[Supplied data Boundary: Start]

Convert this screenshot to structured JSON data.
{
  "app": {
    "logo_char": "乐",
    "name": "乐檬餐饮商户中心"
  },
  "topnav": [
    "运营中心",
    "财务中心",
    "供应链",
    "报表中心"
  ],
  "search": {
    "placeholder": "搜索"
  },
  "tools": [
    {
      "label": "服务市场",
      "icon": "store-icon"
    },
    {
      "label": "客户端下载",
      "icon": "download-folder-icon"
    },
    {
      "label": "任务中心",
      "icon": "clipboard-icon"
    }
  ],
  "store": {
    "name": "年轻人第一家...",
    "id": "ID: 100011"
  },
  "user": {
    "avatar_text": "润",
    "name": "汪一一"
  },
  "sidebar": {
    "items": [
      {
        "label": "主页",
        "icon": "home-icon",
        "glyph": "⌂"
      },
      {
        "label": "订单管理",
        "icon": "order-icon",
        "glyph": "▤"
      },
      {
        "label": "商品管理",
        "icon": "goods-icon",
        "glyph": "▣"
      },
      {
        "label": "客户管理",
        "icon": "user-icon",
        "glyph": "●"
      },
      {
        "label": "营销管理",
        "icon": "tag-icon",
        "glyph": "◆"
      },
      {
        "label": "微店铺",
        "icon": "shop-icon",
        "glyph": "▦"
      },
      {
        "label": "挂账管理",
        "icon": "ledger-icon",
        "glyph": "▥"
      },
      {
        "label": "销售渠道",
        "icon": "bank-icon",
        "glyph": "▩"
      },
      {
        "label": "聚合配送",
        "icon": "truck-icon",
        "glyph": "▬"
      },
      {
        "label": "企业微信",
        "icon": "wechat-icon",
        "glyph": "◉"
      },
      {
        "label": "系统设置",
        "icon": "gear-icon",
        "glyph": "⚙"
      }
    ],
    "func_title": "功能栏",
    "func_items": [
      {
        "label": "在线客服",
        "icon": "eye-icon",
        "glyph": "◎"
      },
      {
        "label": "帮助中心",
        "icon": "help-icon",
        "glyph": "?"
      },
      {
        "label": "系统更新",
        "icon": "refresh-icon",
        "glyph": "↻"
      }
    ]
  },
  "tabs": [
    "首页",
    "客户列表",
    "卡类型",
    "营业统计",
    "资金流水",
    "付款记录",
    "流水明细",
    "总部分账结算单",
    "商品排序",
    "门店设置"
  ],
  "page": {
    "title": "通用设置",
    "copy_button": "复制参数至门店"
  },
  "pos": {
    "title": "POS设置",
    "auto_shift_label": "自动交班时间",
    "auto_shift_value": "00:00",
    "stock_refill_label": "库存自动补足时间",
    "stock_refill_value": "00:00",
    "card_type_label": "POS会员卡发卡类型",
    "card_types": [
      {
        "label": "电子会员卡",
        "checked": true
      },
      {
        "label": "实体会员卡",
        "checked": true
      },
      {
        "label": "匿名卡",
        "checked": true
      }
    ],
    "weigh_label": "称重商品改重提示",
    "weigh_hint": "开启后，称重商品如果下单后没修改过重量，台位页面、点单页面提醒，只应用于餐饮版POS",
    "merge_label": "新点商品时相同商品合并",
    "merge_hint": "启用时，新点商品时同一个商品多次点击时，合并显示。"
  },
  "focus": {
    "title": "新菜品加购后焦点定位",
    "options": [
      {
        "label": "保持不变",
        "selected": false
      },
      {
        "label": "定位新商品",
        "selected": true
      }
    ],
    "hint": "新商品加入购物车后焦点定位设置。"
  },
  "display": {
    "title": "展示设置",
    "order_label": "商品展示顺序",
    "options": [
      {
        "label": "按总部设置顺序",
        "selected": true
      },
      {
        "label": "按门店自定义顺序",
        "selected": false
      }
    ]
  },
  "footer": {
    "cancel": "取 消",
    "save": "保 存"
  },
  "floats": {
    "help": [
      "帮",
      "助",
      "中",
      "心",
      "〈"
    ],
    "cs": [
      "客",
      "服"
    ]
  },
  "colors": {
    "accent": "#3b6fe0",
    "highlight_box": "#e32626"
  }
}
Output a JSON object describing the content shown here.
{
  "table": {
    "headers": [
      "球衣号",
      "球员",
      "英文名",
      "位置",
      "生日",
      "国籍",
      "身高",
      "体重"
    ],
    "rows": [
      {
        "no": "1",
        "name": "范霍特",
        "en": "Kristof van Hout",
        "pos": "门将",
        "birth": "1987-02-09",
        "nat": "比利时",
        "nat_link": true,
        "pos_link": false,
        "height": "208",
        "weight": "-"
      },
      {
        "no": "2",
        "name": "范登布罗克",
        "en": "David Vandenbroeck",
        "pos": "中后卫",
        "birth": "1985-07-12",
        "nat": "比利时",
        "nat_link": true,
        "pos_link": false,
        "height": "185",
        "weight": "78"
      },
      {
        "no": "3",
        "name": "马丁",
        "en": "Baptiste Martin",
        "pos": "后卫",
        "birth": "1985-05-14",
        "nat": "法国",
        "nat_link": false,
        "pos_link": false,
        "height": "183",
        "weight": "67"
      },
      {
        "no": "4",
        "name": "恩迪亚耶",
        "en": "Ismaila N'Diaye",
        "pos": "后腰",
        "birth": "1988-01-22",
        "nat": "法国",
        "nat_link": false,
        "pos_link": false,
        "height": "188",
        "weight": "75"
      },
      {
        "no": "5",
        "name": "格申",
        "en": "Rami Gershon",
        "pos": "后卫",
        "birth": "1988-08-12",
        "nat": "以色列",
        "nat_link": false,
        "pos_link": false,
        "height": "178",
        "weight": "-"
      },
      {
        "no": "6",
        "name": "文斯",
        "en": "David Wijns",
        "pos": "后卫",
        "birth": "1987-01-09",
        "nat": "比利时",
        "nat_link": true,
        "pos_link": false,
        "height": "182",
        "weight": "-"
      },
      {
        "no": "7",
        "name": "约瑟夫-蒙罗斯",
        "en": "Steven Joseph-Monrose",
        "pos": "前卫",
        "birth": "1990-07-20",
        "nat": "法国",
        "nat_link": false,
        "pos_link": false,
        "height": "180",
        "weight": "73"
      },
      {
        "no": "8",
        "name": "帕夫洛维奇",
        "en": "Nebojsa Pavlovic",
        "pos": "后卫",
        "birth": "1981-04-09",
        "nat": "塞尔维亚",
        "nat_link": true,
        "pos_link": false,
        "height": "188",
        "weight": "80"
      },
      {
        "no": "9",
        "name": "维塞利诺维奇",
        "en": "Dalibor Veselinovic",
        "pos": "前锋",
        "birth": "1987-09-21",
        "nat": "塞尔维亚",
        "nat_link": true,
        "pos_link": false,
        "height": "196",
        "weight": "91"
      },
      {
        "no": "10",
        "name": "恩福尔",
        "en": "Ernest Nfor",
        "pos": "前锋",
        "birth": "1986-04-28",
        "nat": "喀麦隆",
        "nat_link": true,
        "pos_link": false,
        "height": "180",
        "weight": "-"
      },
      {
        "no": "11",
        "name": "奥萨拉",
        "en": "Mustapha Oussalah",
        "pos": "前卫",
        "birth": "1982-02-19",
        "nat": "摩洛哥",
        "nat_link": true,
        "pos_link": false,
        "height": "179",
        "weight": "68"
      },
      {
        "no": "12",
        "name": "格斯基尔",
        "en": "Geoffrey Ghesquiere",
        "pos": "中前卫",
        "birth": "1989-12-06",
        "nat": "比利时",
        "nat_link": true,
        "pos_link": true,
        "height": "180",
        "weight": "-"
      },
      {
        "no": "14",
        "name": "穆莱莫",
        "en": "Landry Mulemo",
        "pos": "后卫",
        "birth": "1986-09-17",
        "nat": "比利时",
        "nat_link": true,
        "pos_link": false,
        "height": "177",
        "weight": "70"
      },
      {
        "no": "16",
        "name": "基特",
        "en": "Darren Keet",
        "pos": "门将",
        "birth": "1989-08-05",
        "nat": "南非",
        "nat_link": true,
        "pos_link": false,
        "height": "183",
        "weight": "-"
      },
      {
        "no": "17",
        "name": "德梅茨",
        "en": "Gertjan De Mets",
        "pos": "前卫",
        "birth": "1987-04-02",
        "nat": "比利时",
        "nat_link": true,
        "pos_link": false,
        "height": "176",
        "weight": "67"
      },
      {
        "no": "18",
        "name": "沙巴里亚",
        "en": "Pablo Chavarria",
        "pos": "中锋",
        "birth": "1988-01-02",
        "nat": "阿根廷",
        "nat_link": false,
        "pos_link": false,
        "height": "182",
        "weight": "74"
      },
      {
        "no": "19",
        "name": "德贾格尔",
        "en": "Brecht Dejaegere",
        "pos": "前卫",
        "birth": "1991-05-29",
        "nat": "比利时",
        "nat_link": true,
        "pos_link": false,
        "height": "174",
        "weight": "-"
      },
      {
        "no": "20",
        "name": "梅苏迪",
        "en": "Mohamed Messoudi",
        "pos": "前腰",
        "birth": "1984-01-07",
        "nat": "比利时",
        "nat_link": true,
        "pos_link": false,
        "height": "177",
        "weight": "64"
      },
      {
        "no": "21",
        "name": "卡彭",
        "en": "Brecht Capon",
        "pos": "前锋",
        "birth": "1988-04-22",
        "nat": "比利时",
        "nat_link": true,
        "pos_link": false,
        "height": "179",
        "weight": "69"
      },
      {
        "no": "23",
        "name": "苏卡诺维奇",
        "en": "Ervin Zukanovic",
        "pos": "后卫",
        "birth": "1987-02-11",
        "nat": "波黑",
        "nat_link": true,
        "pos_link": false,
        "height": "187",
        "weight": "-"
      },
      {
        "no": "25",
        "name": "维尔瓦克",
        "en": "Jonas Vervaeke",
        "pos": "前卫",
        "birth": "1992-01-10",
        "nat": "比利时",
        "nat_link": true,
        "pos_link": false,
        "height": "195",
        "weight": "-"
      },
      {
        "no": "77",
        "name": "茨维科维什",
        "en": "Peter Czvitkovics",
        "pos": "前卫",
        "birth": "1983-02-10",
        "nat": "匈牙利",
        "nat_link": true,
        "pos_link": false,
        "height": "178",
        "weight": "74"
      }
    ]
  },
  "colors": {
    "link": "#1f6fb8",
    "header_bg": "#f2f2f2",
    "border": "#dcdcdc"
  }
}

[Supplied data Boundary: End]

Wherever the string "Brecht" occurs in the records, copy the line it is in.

- **The completed task**
        "en": "Brecht Dejaegere",
        "en": "Brecht Capon",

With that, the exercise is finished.